## Task
Take each line of the entries below that contains "TECHNOLOGICAL" and copy it.
Provided records Block Start
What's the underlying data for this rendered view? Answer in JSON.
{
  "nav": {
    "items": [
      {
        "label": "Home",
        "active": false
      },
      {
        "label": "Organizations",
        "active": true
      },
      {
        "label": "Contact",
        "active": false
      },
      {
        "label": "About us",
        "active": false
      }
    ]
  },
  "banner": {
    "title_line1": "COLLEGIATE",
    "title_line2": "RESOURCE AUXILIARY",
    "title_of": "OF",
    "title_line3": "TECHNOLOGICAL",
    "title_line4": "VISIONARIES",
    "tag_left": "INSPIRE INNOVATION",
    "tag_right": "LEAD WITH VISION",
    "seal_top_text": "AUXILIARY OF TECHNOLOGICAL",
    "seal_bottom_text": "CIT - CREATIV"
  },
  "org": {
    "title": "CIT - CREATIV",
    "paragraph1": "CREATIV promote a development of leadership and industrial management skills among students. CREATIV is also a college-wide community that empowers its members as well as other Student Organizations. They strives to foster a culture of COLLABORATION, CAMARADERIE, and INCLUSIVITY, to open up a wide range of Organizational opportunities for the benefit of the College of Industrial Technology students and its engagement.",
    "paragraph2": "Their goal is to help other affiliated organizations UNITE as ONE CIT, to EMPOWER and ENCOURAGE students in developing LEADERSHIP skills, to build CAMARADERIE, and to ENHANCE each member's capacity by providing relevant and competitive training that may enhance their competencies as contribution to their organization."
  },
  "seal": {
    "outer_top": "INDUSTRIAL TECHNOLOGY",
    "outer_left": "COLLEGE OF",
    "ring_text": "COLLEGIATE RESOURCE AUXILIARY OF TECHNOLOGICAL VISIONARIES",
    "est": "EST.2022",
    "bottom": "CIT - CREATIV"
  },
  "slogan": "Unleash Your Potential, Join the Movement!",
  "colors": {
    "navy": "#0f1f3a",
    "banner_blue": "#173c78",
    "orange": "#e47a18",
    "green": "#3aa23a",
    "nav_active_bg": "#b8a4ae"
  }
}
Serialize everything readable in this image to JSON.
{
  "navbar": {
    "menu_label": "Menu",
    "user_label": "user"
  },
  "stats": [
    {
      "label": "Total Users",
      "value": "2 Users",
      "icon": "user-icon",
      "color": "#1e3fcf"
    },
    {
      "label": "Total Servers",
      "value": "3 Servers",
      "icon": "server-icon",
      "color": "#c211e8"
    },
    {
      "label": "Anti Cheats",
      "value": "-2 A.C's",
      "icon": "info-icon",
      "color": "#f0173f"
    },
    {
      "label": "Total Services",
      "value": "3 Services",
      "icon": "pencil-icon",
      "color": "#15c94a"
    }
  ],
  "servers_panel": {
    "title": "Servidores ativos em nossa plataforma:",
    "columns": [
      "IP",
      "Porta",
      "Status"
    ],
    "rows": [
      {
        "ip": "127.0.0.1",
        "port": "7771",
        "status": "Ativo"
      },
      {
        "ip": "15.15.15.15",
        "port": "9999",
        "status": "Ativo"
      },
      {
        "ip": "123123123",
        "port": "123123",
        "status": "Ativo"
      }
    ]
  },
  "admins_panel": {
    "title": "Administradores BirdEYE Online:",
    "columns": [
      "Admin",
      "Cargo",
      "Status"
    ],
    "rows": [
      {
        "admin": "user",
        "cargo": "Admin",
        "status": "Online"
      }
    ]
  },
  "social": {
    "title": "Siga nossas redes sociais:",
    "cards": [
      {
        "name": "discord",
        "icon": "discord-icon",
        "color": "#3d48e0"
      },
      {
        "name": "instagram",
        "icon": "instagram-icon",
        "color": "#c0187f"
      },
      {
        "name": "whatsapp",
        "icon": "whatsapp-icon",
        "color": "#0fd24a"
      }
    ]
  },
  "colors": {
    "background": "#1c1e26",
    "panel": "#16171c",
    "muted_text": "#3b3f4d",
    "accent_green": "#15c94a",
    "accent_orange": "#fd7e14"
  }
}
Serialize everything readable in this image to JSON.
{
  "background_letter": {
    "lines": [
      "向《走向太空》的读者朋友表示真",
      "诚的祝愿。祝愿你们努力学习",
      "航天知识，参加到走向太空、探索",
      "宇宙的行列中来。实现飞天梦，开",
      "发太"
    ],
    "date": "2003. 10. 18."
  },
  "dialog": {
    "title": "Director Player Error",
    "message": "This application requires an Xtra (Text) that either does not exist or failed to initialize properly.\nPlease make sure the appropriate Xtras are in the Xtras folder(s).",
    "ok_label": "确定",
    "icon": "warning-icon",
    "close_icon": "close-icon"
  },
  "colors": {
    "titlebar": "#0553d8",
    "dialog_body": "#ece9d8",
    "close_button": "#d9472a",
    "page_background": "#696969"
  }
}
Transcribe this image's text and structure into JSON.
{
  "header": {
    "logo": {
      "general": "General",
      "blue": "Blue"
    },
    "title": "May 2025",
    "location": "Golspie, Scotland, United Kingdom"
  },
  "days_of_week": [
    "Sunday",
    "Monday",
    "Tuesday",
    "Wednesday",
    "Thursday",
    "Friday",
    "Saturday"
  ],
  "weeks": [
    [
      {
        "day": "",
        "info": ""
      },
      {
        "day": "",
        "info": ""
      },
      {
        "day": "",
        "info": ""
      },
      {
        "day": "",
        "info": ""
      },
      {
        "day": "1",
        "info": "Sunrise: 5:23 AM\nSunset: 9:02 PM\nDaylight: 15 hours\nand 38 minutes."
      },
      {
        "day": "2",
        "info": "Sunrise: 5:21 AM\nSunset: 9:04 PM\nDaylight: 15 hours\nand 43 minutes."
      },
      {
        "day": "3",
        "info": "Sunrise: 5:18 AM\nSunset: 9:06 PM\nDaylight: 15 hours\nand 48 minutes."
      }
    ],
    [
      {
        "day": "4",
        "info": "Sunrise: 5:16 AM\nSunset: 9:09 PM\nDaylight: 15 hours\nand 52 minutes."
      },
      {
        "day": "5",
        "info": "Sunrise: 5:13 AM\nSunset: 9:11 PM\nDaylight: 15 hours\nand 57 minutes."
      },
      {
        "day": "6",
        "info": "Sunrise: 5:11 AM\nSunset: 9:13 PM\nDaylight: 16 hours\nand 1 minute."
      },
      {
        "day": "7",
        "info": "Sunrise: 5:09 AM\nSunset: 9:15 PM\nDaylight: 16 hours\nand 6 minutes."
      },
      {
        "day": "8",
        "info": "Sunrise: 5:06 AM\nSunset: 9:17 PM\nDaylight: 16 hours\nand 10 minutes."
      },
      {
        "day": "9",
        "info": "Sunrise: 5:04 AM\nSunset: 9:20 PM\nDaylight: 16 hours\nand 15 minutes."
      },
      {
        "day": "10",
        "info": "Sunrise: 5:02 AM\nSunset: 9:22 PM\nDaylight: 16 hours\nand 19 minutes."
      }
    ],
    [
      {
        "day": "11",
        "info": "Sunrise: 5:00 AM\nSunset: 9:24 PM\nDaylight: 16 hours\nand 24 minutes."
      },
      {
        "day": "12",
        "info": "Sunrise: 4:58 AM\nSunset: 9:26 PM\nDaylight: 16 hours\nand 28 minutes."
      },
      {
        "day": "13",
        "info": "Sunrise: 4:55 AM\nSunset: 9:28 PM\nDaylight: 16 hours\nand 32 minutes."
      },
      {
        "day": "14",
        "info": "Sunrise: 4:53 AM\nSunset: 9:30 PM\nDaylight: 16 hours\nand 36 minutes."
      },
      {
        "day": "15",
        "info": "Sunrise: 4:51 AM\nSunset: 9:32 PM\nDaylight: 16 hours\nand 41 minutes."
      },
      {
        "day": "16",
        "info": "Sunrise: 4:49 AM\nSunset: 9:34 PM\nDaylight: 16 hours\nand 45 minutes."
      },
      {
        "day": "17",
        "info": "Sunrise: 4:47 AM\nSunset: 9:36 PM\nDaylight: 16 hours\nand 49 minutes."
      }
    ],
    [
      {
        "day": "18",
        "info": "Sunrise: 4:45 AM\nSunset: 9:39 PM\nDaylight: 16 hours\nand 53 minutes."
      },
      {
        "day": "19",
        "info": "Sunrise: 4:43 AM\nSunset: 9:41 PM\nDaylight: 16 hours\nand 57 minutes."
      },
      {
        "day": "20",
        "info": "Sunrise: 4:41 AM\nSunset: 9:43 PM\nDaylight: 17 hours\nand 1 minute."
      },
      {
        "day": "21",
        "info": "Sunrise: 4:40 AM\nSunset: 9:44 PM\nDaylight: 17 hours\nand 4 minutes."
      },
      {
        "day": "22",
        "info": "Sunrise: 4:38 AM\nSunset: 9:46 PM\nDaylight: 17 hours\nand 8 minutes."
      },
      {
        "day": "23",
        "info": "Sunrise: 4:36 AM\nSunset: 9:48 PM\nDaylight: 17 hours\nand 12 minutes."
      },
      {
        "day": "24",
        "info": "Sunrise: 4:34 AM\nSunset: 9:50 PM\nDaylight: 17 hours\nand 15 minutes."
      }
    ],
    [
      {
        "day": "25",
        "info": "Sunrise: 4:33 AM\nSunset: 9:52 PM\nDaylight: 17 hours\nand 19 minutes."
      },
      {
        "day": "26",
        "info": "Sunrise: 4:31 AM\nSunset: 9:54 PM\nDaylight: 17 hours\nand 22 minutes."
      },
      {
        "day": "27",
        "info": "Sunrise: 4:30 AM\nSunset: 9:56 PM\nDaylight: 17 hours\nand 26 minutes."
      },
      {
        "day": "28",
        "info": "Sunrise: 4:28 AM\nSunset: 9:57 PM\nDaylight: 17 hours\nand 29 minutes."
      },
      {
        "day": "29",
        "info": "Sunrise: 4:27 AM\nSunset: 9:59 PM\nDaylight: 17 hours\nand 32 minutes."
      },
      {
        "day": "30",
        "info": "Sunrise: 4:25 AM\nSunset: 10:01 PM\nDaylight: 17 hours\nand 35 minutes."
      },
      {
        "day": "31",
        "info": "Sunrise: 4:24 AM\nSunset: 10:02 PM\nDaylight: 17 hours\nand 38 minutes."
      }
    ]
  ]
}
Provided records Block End
## Exercise result
    "title_line3": "TECHNOLOGICAL",
    "seal_top_text": "AUXILIARY OF TECHNOLOGICAL",
    "ring_text": "COLLEGIATE RESOURCE AUXILIARY OF TECHNOLOGICAL VISIONARIES",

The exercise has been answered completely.